The emptying out of the headquarters, where more than 1,000 people worked before the pandemic, is a clear sign that Boeing is preparing the site for sale.
“It doesn’t take a rocket scientist to know where this is going,” said one of the employees. “We’ve cleared out. It’s a recognition that the future will bring a combination of virtual work and hoteling.”
The second employee said the complex is not yet formally on the market but that Boeing seems to be “getting the building in shape to sell.”
“We are packing up,” he said, adding that it’s an “orderly transition” with various teams scheduled to go in at different times so as to avoid too many people in the building at one time.
The 215-acre complex in Renton, built 30 years ago on the site of the former Longacres horse-racing track, has two major buildings with 855,000 square feet of office space, set in a spacious landscape of trees and manicured lawns.
Faced with a need to cut costs massively during the pandemic-driven downturn in the aviation business, Boeing said in October it is considering selling off the local headquarters as well as other excess real estate.
Most of those based at the Longacres site have been working from home during the pandemic, and Boeing said it is reassessing its need for future office space after the business recovers.
The company is considering allowing some employees to continue remote work. Others may come in to work at desks set up in various offices — a peripatetic work arrangement sometimes called “hoteling” because an employee could check in at a desk for a day, then on another day at a different desk, perhaps even in a different building.

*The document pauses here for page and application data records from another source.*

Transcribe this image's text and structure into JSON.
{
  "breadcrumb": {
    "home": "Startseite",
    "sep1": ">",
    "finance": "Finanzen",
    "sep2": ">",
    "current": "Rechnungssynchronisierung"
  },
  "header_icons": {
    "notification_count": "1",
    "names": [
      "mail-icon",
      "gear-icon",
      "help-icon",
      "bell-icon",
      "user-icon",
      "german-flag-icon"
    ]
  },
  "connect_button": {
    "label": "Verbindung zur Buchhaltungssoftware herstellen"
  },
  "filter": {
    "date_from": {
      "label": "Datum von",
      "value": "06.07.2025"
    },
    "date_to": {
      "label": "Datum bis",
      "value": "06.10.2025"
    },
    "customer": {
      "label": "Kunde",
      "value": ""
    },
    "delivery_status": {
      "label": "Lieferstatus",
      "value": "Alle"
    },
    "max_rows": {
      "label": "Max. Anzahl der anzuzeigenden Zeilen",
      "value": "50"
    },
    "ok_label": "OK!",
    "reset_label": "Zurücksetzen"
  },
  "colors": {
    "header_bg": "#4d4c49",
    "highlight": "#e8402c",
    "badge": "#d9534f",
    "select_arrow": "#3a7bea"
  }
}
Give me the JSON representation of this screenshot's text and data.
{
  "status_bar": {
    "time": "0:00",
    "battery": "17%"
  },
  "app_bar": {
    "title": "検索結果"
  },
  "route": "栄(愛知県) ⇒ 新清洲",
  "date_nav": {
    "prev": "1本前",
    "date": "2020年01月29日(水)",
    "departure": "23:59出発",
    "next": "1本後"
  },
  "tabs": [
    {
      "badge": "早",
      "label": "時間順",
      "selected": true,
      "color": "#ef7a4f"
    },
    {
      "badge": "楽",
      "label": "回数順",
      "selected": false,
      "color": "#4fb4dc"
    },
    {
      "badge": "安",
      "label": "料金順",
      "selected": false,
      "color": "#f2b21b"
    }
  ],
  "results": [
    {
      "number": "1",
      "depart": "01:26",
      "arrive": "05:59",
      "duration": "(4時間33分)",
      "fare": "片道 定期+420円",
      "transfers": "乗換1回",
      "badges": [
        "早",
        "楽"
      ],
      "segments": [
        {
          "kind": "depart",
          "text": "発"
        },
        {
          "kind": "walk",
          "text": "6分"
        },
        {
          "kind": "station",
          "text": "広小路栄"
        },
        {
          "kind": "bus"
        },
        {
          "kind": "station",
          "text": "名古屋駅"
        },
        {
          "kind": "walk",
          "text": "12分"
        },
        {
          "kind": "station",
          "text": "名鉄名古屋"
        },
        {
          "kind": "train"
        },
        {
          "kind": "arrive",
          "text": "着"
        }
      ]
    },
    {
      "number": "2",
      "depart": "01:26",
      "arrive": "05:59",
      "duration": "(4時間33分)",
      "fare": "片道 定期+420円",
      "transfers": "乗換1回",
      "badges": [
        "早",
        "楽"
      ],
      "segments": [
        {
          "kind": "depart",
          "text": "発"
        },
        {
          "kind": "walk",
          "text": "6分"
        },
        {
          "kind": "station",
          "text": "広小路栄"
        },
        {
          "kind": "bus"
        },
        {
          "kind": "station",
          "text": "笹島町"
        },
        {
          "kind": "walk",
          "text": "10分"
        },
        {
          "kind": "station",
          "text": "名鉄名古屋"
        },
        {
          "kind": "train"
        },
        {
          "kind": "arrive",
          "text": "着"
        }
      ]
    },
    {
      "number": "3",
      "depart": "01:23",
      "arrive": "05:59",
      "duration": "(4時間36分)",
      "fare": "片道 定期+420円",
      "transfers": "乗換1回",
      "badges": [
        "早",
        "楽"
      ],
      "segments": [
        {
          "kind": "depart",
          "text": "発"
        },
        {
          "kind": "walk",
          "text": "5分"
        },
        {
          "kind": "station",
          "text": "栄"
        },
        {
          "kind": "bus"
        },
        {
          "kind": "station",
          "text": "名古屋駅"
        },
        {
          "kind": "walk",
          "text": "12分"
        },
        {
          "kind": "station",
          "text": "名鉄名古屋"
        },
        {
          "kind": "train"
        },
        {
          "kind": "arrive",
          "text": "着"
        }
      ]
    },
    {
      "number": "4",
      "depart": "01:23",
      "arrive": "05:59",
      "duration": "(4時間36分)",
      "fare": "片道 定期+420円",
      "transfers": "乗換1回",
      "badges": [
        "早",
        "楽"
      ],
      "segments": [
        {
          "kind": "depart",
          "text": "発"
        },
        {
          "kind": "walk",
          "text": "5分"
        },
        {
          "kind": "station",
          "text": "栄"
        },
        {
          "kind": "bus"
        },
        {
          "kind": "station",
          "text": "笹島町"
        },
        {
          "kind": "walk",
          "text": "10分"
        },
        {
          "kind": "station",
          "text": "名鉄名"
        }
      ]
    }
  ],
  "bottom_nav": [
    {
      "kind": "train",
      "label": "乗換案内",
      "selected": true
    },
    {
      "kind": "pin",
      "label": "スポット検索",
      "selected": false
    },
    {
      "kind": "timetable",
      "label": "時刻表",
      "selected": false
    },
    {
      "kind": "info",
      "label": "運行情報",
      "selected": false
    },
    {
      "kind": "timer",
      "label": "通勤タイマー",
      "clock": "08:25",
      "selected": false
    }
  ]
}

A senior Boeing executive told The Seattle Times in October that Commercial Airplanes CEO Stan Deal is leaning toward effectively ditching the concept of having a headquarters at all: Deal wants himself and his leadership team to be mobile and to work closer to the airplane assembly lines instead of in an isolated corporate tower.
Deal wants to be “moving around, not planting a flag. Being able to move from site to site freely without being anchored down anywhere,” the senior executive said then.
That’s already happening, said the second employee this week. Although some of the leading executives still have desks at Longacres, Deal has relocated to another office and plans to move around between offices in Everett, Renton and Seattle depending on the day’s business.
He also plans to travel at least once a month, as he was already doing, to Boeing’s East Coast commercial airplane site in North Charleston, South Carolina.
Boeing declined to comment on the clearing out of the Longacre offices, which was first reported Wednesday by the Puget Sound Business Journal.
In a statement, Boeing reiterated that it is still weighing a possible sale of the campus, while adding that, whatever the final decision, “Boeing Commercial Airplanes leadership will remain in the Puget Sound region.”